“This is my life.”
I’ve found this phrase floating through my mind a great deal recently. With every twinge of pain I’ve been hearing the words, This is my life.
Sadly, it is not a statement of enthusiasm. But the words are good for me nonetheless.
Seeing as Judson died four years ago this Monday some may find this unhealthy or strange, but I think I am just now beginning to truly accept the sobering reality that this is my life, to begin to embrace it rather than object to it.
I have spent much of the last four years as an observer, seeing and feeling all the holes in my heart that have resulted from losing my Jud Bud; this is a natural part of grief. But rather than simply remembering what my life was like before the upheaval of my world, I have continued in longing, longing for something other than what is now my reality. My thoughts have been filled with an insatiable yearning for what was or what could have been, rather than an acceptance of what is. I have wanted to go back to that life, my previous life. But my pining, however natural it may be, at some point must start to fade.
This is my life. This is my life now.
This is the path I have been given. This is the road I am on. I don’t have the ability to alter the defining moments of my past. I don’t have the power to bring back my son. I don’t have the option to change all the personal and relational ramifications of my loss.
This is my life.
And I need to not only recognize this life as my own, but say yes to it when my heart has been crying no for so long. This does not mean that I cannot continue to grieve my boy, but as I accept this life, including all the pain, I trust I can grow in my ability to live well. I might become more open to discover the unique gifts I have been given through this journey. My eyes might see with more clarity from the perspective provided me. I might even grow in my trust of God’s goodness for my life, this life.

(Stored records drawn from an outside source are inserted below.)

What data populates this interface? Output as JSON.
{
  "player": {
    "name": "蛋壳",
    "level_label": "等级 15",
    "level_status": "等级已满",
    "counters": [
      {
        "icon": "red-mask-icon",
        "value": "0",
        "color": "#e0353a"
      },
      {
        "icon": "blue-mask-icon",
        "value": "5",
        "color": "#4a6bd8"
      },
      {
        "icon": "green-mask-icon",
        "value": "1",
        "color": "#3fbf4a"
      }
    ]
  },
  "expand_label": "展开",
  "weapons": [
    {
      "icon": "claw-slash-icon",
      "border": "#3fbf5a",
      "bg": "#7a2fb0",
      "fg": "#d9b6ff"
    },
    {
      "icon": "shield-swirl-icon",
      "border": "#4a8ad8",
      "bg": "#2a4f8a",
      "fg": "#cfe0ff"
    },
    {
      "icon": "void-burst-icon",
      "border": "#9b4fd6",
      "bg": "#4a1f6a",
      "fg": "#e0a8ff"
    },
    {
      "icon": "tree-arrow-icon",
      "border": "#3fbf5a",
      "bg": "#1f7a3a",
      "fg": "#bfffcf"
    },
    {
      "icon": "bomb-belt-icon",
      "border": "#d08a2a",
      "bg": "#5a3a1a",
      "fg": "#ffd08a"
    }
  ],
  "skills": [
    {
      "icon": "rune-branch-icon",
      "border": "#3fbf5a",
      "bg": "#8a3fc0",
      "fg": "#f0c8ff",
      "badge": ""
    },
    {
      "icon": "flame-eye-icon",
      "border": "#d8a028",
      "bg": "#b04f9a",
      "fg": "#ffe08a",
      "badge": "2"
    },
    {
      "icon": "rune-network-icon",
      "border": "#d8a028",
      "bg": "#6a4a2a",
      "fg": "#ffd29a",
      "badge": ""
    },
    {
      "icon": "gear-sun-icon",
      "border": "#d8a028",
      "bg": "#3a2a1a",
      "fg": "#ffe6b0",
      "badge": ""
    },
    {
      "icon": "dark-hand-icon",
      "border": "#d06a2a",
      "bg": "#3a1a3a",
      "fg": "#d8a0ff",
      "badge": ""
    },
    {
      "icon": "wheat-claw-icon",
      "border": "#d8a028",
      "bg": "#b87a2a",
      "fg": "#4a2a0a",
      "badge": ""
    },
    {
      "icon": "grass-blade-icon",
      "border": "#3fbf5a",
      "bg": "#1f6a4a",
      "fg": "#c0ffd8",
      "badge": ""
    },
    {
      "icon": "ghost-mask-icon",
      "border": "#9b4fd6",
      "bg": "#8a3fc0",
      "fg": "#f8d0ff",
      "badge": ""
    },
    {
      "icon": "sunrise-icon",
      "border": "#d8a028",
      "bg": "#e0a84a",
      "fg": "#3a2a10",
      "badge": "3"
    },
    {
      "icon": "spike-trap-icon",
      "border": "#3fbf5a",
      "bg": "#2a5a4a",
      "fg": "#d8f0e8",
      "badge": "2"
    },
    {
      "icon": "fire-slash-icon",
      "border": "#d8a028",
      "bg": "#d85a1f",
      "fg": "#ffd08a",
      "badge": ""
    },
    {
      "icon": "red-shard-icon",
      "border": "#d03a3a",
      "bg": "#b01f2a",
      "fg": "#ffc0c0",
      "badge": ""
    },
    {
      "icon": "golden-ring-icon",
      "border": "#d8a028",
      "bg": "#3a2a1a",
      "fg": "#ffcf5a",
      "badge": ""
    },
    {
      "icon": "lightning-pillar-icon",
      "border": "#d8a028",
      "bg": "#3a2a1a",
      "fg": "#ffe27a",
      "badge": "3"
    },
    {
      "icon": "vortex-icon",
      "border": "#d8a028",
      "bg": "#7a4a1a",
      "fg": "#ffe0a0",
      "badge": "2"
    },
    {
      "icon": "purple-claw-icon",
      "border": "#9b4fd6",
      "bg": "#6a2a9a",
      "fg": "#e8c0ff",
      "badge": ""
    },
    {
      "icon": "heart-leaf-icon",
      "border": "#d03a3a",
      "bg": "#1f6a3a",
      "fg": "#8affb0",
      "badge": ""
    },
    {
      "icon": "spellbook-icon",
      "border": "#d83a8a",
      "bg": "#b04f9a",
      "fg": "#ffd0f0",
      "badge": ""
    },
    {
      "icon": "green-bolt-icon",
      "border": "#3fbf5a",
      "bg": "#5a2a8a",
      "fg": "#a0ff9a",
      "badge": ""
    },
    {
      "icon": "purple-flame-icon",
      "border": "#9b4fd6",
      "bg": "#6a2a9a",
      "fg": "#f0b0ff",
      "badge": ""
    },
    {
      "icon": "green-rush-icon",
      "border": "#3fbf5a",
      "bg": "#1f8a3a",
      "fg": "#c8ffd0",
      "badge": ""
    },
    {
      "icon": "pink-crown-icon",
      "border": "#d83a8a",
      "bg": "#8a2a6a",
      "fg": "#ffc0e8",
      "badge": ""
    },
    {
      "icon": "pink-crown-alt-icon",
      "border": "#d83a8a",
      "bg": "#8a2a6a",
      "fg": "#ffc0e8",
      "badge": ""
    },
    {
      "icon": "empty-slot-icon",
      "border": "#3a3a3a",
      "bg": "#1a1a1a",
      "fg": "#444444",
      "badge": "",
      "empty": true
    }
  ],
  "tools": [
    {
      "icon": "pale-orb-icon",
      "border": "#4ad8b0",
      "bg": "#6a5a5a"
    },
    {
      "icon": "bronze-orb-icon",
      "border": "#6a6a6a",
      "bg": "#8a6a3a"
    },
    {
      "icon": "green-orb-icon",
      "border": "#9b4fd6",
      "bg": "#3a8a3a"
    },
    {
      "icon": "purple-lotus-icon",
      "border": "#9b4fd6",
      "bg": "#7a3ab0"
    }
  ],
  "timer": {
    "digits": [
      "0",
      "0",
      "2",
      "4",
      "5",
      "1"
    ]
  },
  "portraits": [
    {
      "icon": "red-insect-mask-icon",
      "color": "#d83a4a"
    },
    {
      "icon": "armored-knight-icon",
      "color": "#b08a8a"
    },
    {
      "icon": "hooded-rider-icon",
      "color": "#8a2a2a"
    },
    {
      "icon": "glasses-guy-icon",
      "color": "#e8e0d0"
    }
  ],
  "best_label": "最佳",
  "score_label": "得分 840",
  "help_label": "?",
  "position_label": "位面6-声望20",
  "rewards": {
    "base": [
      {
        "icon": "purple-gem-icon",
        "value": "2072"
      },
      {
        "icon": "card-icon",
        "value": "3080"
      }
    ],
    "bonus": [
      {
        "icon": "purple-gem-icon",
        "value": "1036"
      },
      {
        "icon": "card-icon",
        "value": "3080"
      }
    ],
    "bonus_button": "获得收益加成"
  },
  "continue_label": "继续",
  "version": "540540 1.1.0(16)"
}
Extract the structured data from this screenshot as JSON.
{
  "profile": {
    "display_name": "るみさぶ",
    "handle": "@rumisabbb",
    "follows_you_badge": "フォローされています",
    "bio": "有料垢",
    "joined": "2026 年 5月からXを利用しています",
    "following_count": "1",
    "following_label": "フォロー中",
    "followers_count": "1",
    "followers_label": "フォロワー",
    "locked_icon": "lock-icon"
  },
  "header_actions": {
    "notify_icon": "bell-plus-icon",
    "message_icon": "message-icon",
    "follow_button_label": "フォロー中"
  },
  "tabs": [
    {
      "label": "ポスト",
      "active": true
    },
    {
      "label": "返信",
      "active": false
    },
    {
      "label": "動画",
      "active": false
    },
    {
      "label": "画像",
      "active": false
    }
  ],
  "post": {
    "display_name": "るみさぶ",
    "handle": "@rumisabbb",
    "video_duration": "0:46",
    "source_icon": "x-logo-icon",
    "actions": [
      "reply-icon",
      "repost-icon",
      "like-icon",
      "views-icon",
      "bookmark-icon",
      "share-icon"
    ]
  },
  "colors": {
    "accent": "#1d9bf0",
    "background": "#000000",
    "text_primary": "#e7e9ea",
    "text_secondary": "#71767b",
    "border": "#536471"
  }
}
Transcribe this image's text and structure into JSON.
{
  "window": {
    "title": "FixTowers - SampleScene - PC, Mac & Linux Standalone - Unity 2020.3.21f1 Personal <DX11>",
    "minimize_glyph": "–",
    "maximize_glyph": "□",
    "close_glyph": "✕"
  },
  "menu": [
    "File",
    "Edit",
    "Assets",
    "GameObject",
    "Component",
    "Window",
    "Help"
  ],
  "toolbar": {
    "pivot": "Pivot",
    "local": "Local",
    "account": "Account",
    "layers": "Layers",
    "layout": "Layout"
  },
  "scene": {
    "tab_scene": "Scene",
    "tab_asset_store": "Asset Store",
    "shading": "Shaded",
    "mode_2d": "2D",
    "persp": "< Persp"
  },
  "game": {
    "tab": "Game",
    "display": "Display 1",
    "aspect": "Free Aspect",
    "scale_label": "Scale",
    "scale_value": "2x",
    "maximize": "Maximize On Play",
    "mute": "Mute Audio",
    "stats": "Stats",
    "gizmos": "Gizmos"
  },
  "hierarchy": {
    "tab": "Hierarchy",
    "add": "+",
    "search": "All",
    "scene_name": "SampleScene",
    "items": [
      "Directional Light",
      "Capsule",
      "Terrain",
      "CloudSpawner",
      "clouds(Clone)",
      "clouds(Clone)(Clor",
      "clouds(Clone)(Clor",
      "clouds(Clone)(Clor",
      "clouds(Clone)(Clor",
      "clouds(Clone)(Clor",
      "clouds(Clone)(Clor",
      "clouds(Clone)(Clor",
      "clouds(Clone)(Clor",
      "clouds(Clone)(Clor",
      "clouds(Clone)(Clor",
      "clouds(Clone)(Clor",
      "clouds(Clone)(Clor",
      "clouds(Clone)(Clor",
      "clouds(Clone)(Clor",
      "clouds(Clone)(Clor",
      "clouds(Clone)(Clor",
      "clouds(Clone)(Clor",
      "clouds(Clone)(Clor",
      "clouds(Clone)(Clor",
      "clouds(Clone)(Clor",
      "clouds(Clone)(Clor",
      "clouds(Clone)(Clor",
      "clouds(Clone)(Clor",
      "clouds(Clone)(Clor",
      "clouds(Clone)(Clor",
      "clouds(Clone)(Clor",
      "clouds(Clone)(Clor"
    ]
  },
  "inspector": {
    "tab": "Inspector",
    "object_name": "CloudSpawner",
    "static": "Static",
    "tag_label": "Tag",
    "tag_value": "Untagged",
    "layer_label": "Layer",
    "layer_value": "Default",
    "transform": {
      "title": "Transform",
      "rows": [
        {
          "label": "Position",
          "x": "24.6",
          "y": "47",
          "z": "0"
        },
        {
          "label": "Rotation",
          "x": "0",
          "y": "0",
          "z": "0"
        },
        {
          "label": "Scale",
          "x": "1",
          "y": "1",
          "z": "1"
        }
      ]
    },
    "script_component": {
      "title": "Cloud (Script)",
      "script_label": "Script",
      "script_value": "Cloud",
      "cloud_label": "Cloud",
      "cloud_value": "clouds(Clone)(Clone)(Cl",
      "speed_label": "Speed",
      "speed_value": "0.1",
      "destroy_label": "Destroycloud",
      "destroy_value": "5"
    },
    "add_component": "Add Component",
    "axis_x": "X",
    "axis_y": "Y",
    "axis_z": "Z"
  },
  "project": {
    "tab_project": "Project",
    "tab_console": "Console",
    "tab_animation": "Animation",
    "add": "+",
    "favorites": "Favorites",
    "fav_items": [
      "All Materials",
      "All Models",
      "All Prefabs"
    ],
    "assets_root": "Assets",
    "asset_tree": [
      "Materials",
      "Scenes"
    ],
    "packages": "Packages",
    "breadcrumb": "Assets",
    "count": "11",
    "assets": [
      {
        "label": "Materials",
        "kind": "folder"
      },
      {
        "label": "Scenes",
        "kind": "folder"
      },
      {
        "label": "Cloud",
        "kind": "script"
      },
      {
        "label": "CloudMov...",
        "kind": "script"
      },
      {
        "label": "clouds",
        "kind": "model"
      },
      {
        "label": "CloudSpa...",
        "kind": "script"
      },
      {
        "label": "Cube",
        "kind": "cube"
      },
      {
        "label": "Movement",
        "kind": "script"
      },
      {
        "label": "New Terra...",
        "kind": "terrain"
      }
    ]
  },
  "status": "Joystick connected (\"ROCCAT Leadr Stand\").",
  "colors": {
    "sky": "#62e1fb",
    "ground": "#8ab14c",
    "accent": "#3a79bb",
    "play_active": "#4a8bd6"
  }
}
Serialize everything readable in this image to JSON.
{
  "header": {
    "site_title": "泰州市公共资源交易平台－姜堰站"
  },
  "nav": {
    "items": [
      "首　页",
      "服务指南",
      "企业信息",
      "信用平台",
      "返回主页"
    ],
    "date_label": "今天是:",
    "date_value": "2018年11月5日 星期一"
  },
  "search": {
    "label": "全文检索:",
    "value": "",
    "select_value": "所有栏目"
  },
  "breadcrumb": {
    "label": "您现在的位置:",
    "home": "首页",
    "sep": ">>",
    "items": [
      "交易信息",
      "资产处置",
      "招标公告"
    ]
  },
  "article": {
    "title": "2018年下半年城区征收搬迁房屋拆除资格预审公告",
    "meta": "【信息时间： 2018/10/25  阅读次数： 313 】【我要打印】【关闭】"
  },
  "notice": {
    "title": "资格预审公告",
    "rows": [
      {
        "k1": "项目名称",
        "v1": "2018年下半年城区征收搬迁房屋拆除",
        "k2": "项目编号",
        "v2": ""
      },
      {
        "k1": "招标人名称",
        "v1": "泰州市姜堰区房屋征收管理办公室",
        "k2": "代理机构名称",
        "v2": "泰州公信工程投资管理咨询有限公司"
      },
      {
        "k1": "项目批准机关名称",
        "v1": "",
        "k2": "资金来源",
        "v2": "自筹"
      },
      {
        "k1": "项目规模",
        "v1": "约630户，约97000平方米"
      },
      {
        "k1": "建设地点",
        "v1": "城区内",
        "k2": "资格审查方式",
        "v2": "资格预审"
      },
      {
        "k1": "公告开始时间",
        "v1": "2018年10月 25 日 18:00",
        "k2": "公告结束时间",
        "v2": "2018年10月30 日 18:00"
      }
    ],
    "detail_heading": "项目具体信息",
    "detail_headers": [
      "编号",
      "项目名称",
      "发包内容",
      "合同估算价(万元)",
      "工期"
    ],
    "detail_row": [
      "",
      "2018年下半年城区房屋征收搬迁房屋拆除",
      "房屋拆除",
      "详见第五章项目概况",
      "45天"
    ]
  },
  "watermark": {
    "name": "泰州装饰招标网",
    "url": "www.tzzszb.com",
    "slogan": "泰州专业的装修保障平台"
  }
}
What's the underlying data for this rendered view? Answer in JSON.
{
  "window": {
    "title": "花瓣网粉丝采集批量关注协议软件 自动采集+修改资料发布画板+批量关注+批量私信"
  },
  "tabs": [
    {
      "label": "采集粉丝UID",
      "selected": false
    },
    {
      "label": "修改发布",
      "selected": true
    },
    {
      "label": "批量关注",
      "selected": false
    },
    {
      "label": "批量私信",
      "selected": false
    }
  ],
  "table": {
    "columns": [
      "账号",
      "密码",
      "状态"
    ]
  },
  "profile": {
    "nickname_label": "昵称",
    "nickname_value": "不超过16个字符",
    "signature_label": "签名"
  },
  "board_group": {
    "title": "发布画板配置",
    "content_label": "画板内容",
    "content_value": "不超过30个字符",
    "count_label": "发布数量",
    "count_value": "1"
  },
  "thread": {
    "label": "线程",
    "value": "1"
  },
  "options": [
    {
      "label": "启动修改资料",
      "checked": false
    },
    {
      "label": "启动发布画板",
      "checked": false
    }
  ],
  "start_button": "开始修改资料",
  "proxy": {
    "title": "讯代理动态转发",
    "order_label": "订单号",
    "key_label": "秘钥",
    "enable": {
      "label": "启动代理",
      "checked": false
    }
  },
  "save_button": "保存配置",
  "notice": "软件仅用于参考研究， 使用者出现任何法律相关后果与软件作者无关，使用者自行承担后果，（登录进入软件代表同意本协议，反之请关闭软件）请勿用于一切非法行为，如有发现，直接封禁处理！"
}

Moreover, maybe one day I just might grow to actually love this life, my life, once again, to the point where the statement, This is my life, could, in fact, be met with great enthusiasm even when it is entangled with great pain.
This is my life. I am slowly, very slowly, learning to embrace it.